When I developed an interest in cooking: At a young age, but really in my late teens when you begin to understand the ingredients in those wonderful Cajun dishes.
My first experience in the kitchen: My dad teaching me how to make a roux at age 12. He was cooking for some rig workers, and I wanted to know why he was stirring the pot so long.
My disastrous kitchen story: When I was 20 years old, I learned about glassware. I cooked a pot roast -- it was so tender, and the roux was perfect. I decided to heat it up, so I placed it in a glass-serving dish and placed that on the electric stove. After a few minutes, it exploded and glass went everywhere. We had to order pizza that night.
Everything goes better with: Wine.
I always mess up: Deep-fried chicken. I have to pan fry it.
I rock at making: Pork, chicken and sausage jambalaya, shrimp Creole and seafood gumbo.
One of my cooking secrets: When you cook in a black iron pot or skillet, it's OK to fry the meat until it sticks to the bottom. When you add the onions and let them saute for a few minutes, turn the fire off and put the lid on it for 15 minutes. After that, start the fire and stir the onions. They will wipe the bottom clean and also give you that nice dark brown color for your jambalaya and gumbos you need to have.

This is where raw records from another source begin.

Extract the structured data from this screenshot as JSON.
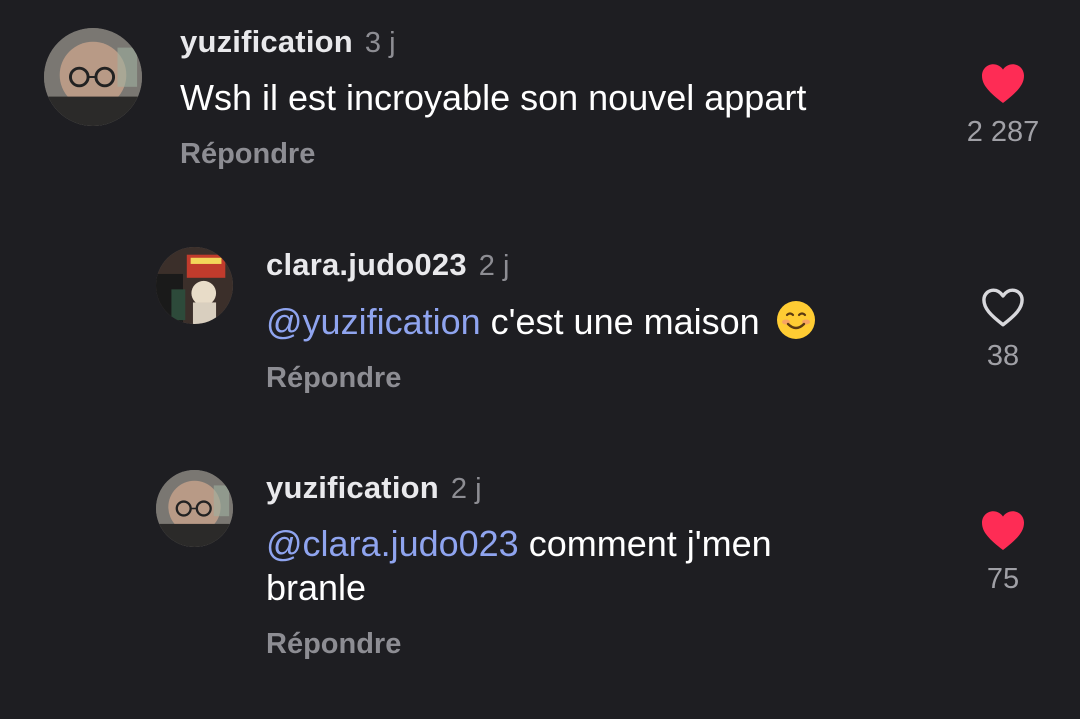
{
  "colors": {
    "background": "#1e1e22",
    "mention": "#8fa4ef",
    "heart_liked": "#fe2c55",
    "muted": "#8d8d93"
  },
  "comments": [
    {
      "username": "yuzification",
      "time": "3 j",
      "mention": "",
      "text": "Wsh il est incroyable son nouvel appart",
      "text_line2": "",
      "reply_label": "Répondre",
      "likes": "2 287",
      "liked": true,
      "avatar": "avatar-photo-glasses"
    },
    {
      "username": "clara.judo023",
      "time": "2 j",
      "mention": "@yuzification",
      "text": " c'est une maison",
      "emoji": "smiling-face-emoji",
      "reply_label": "Répondre",
      "likes": "38",
      "liked": false,
      "avatar": "avatar-photo-shop"
    },
    {
      "username": "yuzification",
      "time": "2 j",
      "mention": "@clara.judo023",
      "text": " comment j'men",
      "text_line2": "branle",
      "reply_label": "Répondre",
      "likes": "75",
      "liked": true,
      "avatar": "avatar-photo-glasses"
    }
  ]
}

How I find inspiration to create a new dish: Trying different things from other cities but adding the Cajun flare to it.
If I could spend a day with a famous chef or fellow foodie, it would be: Chef John Folse, Emeril Lagasse or Paul Prudhomme. They all have different cooking styles that I like.
Advice I would ask them: I want to start my own cooking show. I would like pointers on what not to cook live. Some things just don't look good,but taste fantastic, like turtle soup.

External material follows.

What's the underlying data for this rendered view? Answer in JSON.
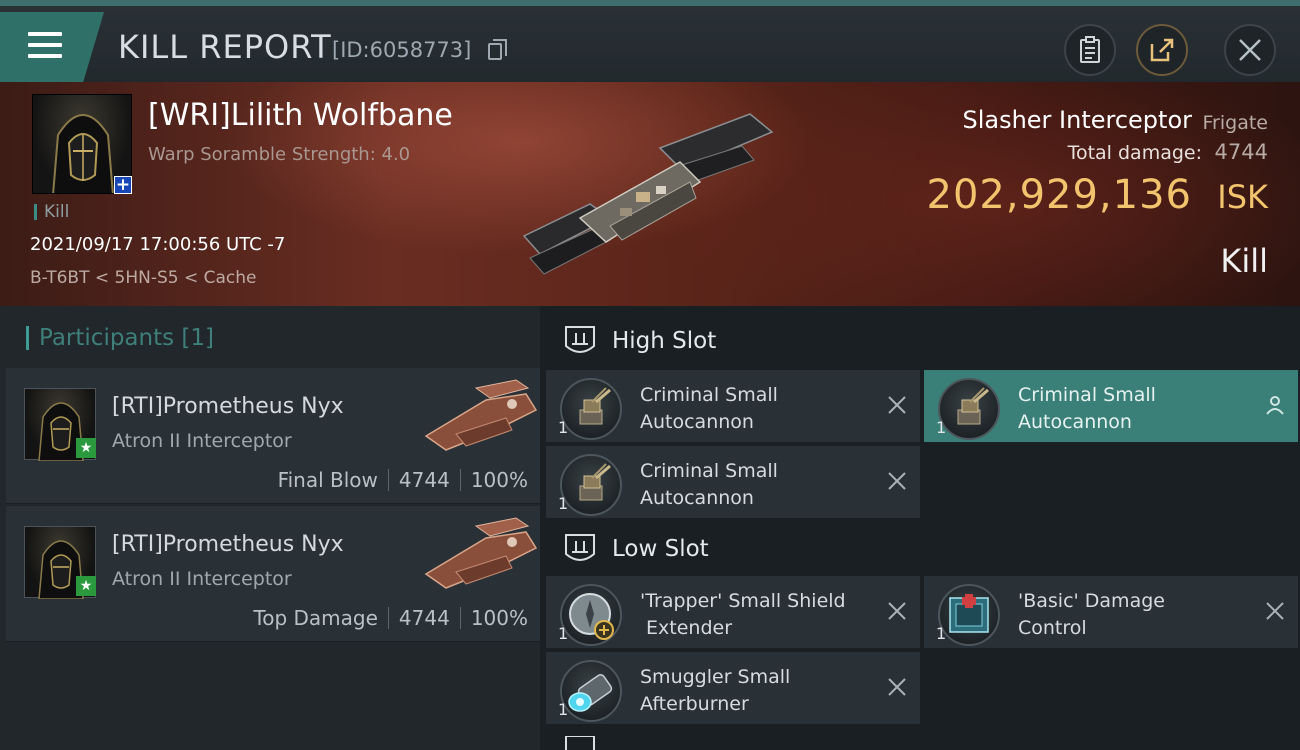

Tools of the trade
My favorite piece of cooking equipment: Black iron skillets and pots.
Must-have kitchen tools: Sharp knives -- very sharp knives.
Go-to cookbook: "The Encyclopedia of Cajun & Creole Cuisine" by John D. Folse.
Ingredients that I avoid: Sassafras (also known as "file gumbo") and cumin.
I buy this in bulk: Nothing in bulk, unless it's for crawfish boils. Then it's 100 to 200 pounds.
Dream kitchen appliance: Viking gas stove with an indoor charbroiler.
Cooking show I watch: Justin Wilson from a long time ago.
Favorite neighborhood restaurant and my order: Ralph and Kacoo's in New Orleans. I get the shrimp platter with lump crab meat salad.
Favorite specialty food shop: Best Stop Supermarket cajun meat butcher in Scott, La.
Favorite bakery: Gambino's Bakery is famous for their king cakes and also Cafe Du Monde in the French Quarter for their beignets.
A few of my favorite things:
Favorite meal to make: Chicken and sausage jambalaya.
Favorite cuisine: Boiled crawfish.
Best food memory: When I learned how to not burn the roux.
Best culinary destination: New Orleans or Maryland for blue crabs and crab cakes.
Always in the fridge: Crystal Hot Sauce.
Weirdest food I like: Sucking the crawfish heads.
I'm addicted to: Fried catfish.
Comfort food: Hamburger.
Dessert: Banana pudding.
My splurge at the grocery store: Popcorn.
New Years food-related resolution: No more beignets.
Favorite Valentine's dinner: Filet mignon and red wine.